U.S. Classification372/38.02, 372/43.01, 372/38.07, 372/26
International ClassificationH01S5/022, H01S5/042
Cooperative ClassificationH01S5/0428, H01S5/02248, H01S5/02284
European ClassificationH01S5/042P
Legal Events
DateCodeEventDescription
Mar 7, 2006FPExpired due to failure to pay maintenance fee
Effective date: 20060106
Jan 6, 2006LAPSLapse for failure to pay maintenance fees
Jul 27, 2005REMIMaintenance fee reminder mailed
Sep 4, 2001SULPSurcharge for late payment
Sep 4, 2001FPAYFee payment
Year of fee payment: 4
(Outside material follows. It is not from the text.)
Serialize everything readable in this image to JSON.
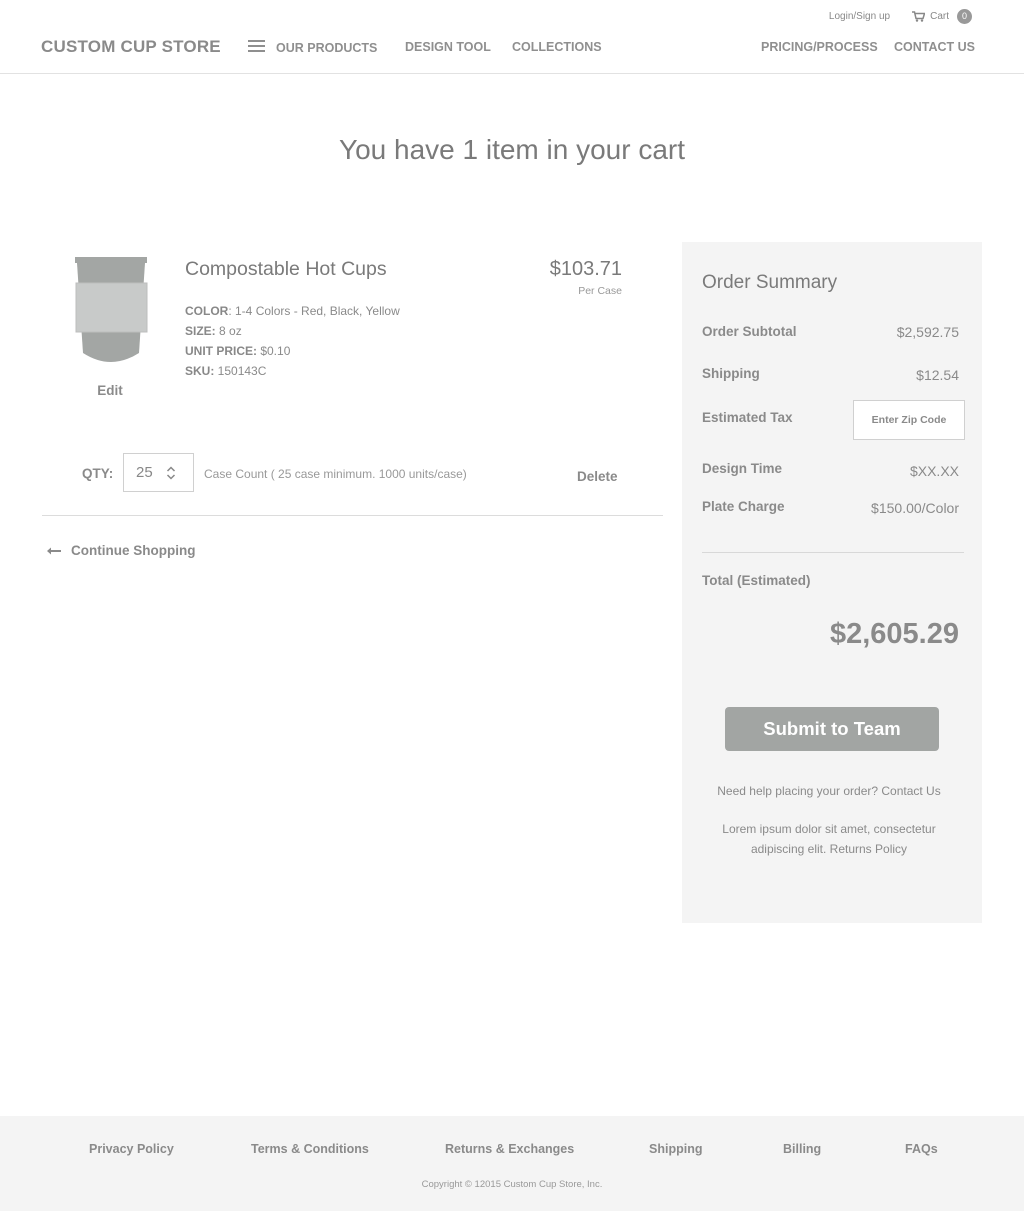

Jul 31, 2001REMIMaintenance fee reminder mailed